For the fees, you are only charged for the actual copying or reproduction costs. There are even instances when such fees can be waived. Depending on the department, you may request online, over the phone, in-person, via mail, or through email. Should the request get denied, you’re free to file an appeal to the Office of the Hearing Examiner within 30 days.

You may also opt to utilize a reliable and trusted people search engine for faster and smoother access to such records.

South Dakota Background Check Reports

South Dakota criminal and standard background checks may be requested for various reasons like license issuance, property leasing, child adoption, and the like. Most criminal background checks, however, are requested by employers. This is because the state mandates checks for a variety of jobs including school employees, daycare workers, and direct-care positions for the elderly or disabled.

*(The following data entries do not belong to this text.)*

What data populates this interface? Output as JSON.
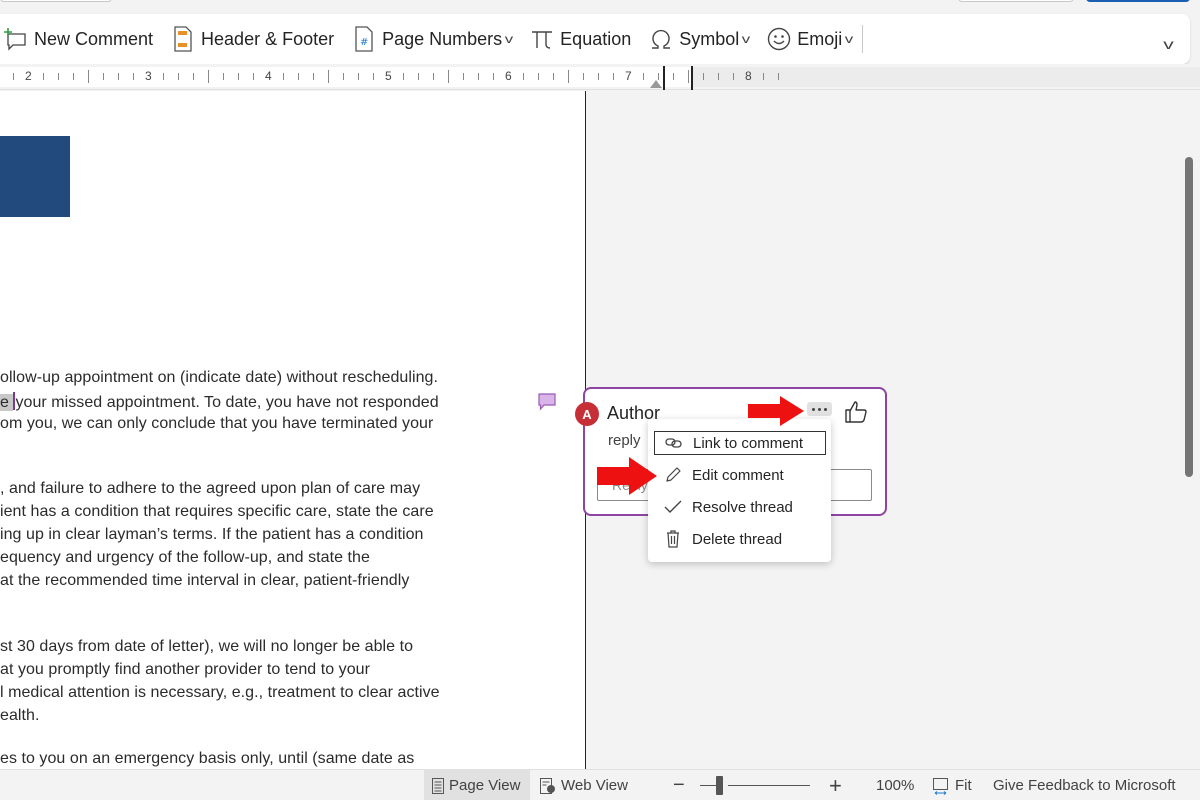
{
  "ribbon": {
    "items": [
      {
        "label": "New Comment",
        "icon": "new-comment-icon",
        "dropdown": false
      },
      {
        "label": "Header & Footer",
        "icon": "header-footer-icon",
        "dropdown": false
      },
      {
        "label": "Page Numbers",
        "icon": "page-numbers-icon",
        "dropdown": true
      },
      {
        "label": "Equation",
        "icon": "pi-icon",
        "dropdown": false
      },
      {
        "label": "Symbol",
        "icon": "omega-icon",
        "dropdown": true
      },
      {
        "label": "Emoji",
        "icon": "emoji-icon",
        "dropdown": true
      }
    ],
    "chevron": "⌄"
  },
  "ruler": {
    "numbers": [
      "2",
      "3",
      "4",
      "5",
      "6",
      "7",
      "8"
    ]
  },
  "document": {
    "lines": [
      {
        "text": "ollow-up appointment on (indicate date) without rescheduling."
      },
      {
        "pre_highlight": "",
        "highlight": "e ",
        "text": "your missed appointment. To date, you have not responded"
      },
      {
        "text": "om you, we can only conclude that you have terminated your"
      },
      {
        "text": ", and failure to adhere to the agreed upon plan of care may"
      },
      {
        "text": "ient has a condition that requires specific care, state the care"
      },
      {
        "text": "ing up in clear layman’s terms. If the patient has a condition"
      },
      {
        "text": "equency and urgency of the follow-up, and state the"
      },
      {
        "text": " at the recommended time interval in clear, patient-friendly"
      },
      {
        "text": "st 30 days from date of letter), we will no longer be able to"
      },
      {
        "text": "at you promptly find another provider to tend to your"
      },
      {
        "text": "l medical attention is necessary, e.g., treatment to clear active"
      },
      {
        "text": "ealth."
      },
      {
        "text": "es to you on an emergency basis only, until (same date as"
      }
    ]
  },
  "comment": {
    "avatar_initial": "A",
    "author": "Author",
    "body": "reply",
    "reply_placeholder": "Reply",
    "colors": {
      "border": "#8e44a3",
      "avatar": "#c62f36",
      "marker": "#d8b4e8"
    }
  },
  "context_menu": {
    "items": [
      {
        "label": "Link to comment",
        "icon": "link-icon",
        "focused": true
      },
      {
        "label": "Edit comment",
        "icon": "pencil-icon",
        "focused": false
      },
      {
        "label": "Resolve thread",
        "icon": "checkmark-icon",
        "focused": false
      },
      {
        "label": "Delete thread",
        "icon": "trash-icon",
        "focused": false
      }
    ]
  },
  "statusbar": {
    "page_view": "Page View",
    "web_view": "Web View",
    "zoom_minus": "−",
    "zoom_plus": "+",
    "zoom_level": "100%",
    "zoom_fraction": 0.2,
    "fit": "Fit",
    "feedback": "Give Feedback to Microsoft"
  },
  "annotations": {
    "arrow_color": "#ee1111"
  }
}
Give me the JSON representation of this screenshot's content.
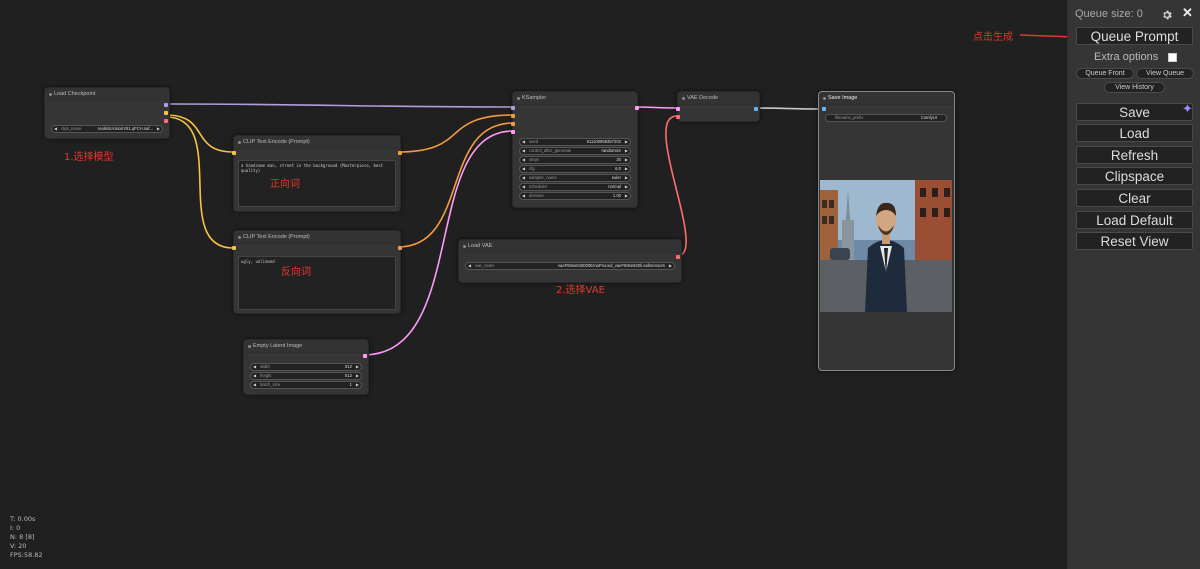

The South Dakota Division of Criminal Investigation Identification Department handles state or national fingerprint-based records checks. To initiate the process, you only need to fill out the authorization form along with a copy of the subject’s fingerprint kits or fingerprint cards, and a check or money order for $26.75. For a more thorough and in-depth checking, reach out to the Federal Bureau of Investigation (FBI). For a hassle-free experience, utilize a third-party site offering background checking services.

Though South Dakota does not implement a ban-the-box, the state adheres to federal laws, including the Fair Credit Reporting Act (FCRA) and the Equal Employment Opportunity Commission (EEOC). These laws are meant to promote accuracy, ensure privacy, and prevent discrimination.

South Dakota Official Websites

Frequently Asked Questions About South Dakota Background Checks

How far back does a background check go in South Dakota?

South Dakota criminal and standard background checks can go back 7 years, following the standard timeline set by most federal laws like the FCRA.

What disqualifies you in a background check?

You can be disqualified for a background check due to a variety of reasons, including a failed drug test, discrepancies in education and employment history, false or inaccurate declared data, poor credit history, and damaged driving record.

Which states follow the 7-year rule background checks?

Aside from South Dakota, several other states follow the seven-year limit, including California, Maryland, Massachusetts, Montana, Nevada, New York, Texas, Washington.

What shows up on a state background check?

In most cases and states, a background check report includes personal information like name, aliases, contact details, home addresses, physical body description, and known relatives. It can also show one’s complete criminal history including felony and misdemeanor convictions, arrests, incarcerations, and pending criminal cases.